In addition to your research, how do you want to advance the scientific enterprise?
Through my thesis work, I have gained the skills necessary to learn about and connect the fundamental molecular mechanisms and classical genetics I am working on with topics that may fascinate a wider audience, such as human health and disease. In the future, I would like to take the skills that basic science has given me and switch to the more translational sciences. I would like to advance the understanding of mechanisms involved in genetic diseases and disorders by applying discoveries first made in basic science model organisms and continue by studying them in vertebrate orthologues, such as cell lines and human tissue samples. I want to continue exploring the cellular, molecular, and genetic causes of diseases by further exploring preliminary work done in orthologous model organisms.
I would also like to make novel discoveries of my own and contribute new findings to my future field. I hope to inspire myself and others by discovering new potential causes of and therapeutic targets for a variety of diseases with complex causes. Finally, to further advance the scientific enterprise, I would like to be someone who can talk and write about science simply. Now, more than ever, it is critical to be able to discuss science in an easy-to-understand fashion and spread that information in an accessible way.
As a leader within the Genetics Society of America, what do you hope to accomplish?
As a leader within the Genetics Society of America, I hope to leave behind a legacy of challenging and overcoming systemic issues caused by the lack of consistent, meaningful, and diverse access to scientific understanding. Though Gregor Mendel had good intentions when studying his pea plants, the field created in his wake—genetics—has historically been used to harm marginalized peoples. From assigning one’s “fitness” to the shape of their skull or color of their skin to irrevocably altering a woman’s body without her consent, the field of genetics has a long and bloodied history of oppression and cruelty.
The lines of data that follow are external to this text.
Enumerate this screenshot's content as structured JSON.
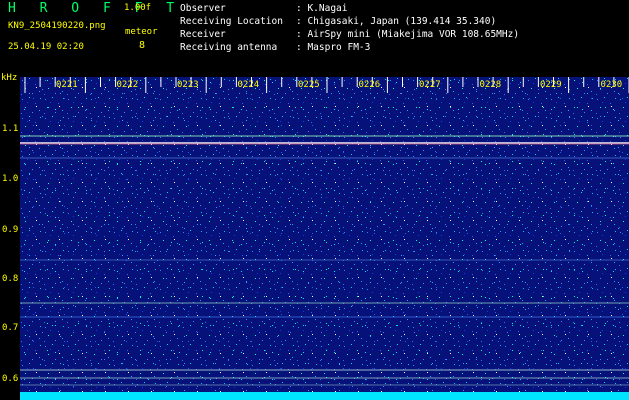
{
  "header": {
    "app_title": "H R O F F T",
    "version": "1.00f",
    "filename": "KN9_2504190220.png",
    "meteor_label": "meteor",
    "meteor_count": "8",
    "datetime": "25.04.19 02:20"
  },
  "info": [
    {
      "key": "Observer",
      "value": ": K.Nagai"
    },
    {
      "key": "Receiving Location",
      "value": ": Chigasaki, Japan (139.414 35.340)"
    },
    {
      "key": "Receiver",
      "value": ": AirSpy mini (Miakejima VOR 108.65MHz)"
    },
    {
      "key": "Receiving antenna",
      "value": ": Maspro FM-3"
    }
  ],
  "axis": {
    "unit": "kHz",
    "y_labels": [
      "1.1",
      "1.0",
      "0.9",
      "0.8",
      "0.7",
      "0.6"
    ],
    "time_labels": [
      "0221",
      "0222",
      "0223",
      "0224",
      "0225",
      "0226",
      "0227",
      "0228",
      "0229",
      "0230"
    ]
  },
  "colors": {
    "background": "#000000",
    "spectrogram_base": "#06127a",
    "label_yellow": "#ffff00",
    "title_green": "#00ff66",
    "bottom_band": "#00e5ff"
  }
}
Even today, awful beliefs caused by those unscientific fallacies continue to perpetuate systemic harm and suffering. With this historical precedent, I, a woman of color who would have been part of the “genetically inferior,” strive to give the Genetics Society of America the perspective and critical thinking on how to communicate science, especially genetics, to groups who have been historically damaged by individuals claiming to work as scientists.
I aim to use my writing abilities to produce works that can bring understanding of all the sciences to all audiences. My dream is to help dismantle the negative associations and cruel history of genetics and make it a discipline that everyone, especially marginalized people, can access and enjoy. By working closely with the Communications and Outreach Subcommittee, I can reach both the general and marginalized audiences with my published works. The subcommittee will provide me with the tools, critique, and assistance to ensure that I meet my desired goals. Ultimately, I hope to serve as one of many who are actively working to educate the public on the virtues of science, hopefully contributing to undoing the harm caused in the name of science.